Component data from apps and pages
##############################

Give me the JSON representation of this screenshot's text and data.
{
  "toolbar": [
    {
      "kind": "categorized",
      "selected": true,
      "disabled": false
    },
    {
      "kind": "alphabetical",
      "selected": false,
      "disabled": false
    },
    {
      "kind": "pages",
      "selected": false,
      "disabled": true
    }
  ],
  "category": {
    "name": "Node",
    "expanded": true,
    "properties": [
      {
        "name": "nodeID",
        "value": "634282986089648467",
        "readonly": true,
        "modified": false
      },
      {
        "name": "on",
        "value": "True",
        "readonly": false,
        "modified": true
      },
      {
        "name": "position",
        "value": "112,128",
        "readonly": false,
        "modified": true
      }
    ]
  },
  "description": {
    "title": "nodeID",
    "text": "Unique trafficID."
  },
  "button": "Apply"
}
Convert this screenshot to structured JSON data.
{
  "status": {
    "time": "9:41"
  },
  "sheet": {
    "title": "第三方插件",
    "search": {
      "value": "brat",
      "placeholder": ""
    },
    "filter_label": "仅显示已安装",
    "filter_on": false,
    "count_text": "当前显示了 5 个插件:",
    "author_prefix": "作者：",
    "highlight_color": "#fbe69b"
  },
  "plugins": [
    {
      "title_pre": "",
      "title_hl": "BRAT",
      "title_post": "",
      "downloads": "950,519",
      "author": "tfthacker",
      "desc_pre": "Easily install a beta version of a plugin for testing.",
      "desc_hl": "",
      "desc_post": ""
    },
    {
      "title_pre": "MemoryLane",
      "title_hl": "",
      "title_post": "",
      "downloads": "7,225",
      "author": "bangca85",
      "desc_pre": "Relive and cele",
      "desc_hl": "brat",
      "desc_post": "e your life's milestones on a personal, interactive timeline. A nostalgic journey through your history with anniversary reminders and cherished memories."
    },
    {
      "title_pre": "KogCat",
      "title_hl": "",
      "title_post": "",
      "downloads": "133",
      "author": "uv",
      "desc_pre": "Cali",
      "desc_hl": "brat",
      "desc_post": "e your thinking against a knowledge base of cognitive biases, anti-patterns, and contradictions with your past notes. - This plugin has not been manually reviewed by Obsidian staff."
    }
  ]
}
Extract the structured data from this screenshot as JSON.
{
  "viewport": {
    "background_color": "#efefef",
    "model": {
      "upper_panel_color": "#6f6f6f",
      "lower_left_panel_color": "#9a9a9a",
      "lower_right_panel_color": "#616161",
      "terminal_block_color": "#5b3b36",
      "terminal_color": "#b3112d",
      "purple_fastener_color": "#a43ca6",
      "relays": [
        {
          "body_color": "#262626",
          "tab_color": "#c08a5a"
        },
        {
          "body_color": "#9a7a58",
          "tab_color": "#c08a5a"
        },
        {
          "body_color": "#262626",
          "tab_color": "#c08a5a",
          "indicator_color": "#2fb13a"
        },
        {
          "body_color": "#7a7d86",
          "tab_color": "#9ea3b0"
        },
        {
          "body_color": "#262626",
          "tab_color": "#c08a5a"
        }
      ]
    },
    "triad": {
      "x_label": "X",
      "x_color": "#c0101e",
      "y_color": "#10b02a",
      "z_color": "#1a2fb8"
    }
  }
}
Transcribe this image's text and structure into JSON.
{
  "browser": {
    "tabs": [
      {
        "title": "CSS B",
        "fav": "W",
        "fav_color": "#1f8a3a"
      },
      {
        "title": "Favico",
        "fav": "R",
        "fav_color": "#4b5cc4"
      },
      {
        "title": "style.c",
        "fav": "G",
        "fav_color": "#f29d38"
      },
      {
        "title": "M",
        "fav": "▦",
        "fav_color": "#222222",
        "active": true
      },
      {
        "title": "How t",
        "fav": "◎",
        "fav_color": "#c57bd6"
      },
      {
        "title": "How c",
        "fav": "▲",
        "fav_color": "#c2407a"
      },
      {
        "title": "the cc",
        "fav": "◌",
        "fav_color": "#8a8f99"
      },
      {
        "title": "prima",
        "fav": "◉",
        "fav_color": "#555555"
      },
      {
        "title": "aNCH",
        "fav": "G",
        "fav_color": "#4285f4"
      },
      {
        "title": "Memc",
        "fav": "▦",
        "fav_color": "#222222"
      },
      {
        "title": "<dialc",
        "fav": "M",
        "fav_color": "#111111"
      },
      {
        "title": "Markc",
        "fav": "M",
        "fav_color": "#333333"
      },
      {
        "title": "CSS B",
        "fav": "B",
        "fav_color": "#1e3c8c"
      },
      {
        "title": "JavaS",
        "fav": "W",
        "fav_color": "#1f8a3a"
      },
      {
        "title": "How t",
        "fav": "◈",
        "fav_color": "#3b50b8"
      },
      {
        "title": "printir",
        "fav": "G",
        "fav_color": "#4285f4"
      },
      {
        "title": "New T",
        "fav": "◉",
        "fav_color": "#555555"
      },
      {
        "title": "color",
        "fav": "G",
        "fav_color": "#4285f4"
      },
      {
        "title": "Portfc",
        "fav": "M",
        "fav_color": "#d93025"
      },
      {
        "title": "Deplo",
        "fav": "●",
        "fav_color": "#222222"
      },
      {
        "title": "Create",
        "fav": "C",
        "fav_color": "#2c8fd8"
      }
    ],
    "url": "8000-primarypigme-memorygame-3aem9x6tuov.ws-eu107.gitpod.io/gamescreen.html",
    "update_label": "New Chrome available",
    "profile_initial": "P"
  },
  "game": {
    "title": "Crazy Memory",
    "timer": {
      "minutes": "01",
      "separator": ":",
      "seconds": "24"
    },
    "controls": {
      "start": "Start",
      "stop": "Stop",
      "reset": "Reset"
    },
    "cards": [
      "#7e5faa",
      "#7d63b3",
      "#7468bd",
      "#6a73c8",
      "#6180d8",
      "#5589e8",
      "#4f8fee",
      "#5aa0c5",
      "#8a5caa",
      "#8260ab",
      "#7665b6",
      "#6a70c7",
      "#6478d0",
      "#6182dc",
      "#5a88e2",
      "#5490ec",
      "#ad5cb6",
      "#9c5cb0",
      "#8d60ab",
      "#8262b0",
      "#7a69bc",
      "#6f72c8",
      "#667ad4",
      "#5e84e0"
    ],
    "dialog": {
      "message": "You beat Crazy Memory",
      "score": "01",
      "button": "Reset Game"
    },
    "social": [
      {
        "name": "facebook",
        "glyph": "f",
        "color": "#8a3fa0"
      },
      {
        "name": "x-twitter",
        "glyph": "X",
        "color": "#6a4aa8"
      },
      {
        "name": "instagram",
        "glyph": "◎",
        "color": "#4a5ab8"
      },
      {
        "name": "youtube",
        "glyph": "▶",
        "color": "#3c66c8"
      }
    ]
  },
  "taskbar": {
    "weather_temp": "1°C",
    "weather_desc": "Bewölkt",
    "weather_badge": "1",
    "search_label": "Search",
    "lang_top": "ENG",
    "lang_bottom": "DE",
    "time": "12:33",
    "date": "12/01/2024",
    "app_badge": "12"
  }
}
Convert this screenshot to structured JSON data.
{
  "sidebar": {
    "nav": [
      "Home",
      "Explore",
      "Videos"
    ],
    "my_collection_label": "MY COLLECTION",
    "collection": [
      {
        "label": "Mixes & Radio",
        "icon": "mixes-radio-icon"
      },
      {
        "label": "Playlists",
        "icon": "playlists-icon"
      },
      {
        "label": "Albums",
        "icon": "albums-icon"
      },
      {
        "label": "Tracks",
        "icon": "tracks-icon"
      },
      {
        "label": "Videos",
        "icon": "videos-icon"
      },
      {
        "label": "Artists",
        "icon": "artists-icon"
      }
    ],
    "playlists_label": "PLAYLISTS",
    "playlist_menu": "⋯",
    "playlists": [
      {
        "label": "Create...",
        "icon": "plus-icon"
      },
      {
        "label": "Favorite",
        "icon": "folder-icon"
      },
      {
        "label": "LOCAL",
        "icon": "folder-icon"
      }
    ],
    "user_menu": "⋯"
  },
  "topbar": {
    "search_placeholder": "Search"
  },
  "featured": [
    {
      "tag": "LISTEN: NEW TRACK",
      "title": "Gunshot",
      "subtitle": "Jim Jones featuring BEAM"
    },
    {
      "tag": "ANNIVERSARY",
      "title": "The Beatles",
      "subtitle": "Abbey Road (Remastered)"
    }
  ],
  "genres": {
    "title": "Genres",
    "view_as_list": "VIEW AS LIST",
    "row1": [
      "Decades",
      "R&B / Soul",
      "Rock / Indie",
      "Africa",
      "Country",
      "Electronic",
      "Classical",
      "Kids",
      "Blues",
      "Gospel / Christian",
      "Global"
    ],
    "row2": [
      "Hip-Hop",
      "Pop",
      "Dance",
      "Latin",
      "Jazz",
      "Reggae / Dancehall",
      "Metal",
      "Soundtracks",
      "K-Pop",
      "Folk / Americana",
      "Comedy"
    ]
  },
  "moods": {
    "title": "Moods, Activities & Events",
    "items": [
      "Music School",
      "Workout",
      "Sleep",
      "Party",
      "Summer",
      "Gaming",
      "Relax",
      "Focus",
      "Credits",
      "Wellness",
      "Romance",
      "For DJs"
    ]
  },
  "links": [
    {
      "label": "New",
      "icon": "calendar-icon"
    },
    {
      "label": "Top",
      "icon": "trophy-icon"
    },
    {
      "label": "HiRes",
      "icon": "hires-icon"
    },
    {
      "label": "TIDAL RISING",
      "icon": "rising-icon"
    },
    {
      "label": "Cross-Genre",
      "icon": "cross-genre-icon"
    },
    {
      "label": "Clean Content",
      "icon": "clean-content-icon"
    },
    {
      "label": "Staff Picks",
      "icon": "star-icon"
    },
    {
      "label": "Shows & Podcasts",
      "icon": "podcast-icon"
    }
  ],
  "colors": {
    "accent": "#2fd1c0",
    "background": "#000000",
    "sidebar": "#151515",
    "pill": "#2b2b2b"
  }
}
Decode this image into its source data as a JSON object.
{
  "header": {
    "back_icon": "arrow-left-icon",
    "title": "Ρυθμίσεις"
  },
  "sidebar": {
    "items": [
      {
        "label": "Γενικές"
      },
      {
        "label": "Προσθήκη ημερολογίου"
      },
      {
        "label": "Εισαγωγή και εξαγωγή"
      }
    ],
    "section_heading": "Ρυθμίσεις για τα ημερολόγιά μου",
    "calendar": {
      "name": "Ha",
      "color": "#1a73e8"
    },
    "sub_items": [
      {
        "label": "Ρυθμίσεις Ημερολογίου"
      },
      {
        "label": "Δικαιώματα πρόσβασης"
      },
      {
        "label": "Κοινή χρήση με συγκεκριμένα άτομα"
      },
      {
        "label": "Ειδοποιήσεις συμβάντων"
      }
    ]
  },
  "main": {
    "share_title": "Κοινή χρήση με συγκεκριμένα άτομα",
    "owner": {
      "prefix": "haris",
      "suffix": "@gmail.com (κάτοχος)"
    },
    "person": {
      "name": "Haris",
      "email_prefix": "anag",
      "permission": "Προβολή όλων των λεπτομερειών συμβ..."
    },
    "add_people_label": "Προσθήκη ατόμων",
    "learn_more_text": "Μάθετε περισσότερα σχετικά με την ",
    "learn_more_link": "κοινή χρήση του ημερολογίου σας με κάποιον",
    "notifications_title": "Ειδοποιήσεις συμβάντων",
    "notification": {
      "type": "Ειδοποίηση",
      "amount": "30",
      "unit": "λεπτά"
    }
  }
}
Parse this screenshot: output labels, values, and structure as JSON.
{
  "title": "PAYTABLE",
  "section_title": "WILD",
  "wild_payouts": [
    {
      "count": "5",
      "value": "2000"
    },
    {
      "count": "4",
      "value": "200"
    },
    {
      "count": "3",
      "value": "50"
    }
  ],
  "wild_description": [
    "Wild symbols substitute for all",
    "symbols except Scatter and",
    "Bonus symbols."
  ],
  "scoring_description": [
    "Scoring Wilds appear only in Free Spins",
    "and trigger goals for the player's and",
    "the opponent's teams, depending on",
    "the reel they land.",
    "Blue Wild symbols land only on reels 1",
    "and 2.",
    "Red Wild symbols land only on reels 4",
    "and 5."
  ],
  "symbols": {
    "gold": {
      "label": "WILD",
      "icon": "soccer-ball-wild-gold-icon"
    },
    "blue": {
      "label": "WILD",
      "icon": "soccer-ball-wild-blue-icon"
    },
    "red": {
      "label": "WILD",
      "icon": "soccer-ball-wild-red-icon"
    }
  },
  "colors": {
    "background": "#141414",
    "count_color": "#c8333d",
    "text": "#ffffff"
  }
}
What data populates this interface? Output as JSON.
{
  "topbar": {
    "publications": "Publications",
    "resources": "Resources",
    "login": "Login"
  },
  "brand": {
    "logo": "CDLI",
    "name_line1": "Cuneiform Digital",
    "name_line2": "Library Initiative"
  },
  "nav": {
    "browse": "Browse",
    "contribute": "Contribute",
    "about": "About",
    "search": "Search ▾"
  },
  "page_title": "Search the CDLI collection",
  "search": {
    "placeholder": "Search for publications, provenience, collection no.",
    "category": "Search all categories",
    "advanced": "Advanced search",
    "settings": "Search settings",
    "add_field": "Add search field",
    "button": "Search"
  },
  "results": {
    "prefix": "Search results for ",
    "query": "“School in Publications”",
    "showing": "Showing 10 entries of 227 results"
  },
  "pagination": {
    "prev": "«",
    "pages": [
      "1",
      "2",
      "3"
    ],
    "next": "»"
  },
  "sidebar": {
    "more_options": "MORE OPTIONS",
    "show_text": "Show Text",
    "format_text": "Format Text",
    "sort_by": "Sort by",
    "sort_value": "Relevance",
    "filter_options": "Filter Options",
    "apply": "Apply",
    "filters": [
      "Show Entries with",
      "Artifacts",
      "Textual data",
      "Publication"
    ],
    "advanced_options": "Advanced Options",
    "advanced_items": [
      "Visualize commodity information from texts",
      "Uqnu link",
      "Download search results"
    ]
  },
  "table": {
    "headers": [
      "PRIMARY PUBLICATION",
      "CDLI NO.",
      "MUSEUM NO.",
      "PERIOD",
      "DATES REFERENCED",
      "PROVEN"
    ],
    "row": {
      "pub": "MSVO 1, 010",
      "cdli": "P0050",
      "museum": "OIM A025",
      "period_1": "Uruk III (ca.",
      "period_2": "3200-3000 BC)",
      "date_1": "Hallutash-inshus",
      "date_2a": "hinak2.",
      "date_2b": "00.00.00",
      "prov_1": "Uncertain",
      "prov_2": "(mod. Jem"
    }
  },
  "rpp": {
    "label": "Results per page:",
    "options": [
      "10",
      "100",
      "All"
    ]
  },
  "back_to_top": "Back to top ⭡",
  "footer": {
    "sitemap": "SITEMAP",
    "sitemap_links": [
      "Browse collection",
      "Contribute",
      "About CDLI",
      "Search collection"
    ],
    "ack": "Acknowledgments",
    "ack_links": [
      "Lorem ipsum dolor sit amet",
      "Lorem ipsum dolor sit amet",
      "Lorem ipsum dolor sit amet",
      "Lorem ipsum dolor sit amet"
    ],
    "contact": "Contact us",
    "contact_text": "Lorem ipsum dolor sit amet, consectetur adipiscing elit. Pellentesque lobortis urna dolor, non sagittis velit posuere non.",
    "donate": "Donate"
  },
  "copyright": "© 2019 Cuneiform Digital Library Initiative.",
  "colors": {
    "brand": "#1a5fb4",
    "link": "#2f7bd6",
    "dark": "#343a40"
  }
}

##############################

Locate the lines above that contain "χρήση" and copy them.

        "label": "Κοινή χρήση με συγκεκριμένα άτομα"
    "share_title": "Κοινή χρήση με συγκεκριμένα άτομα",
    "learn_more_link": "κοινή χρήση του ημερολογίου σας με κάποιον",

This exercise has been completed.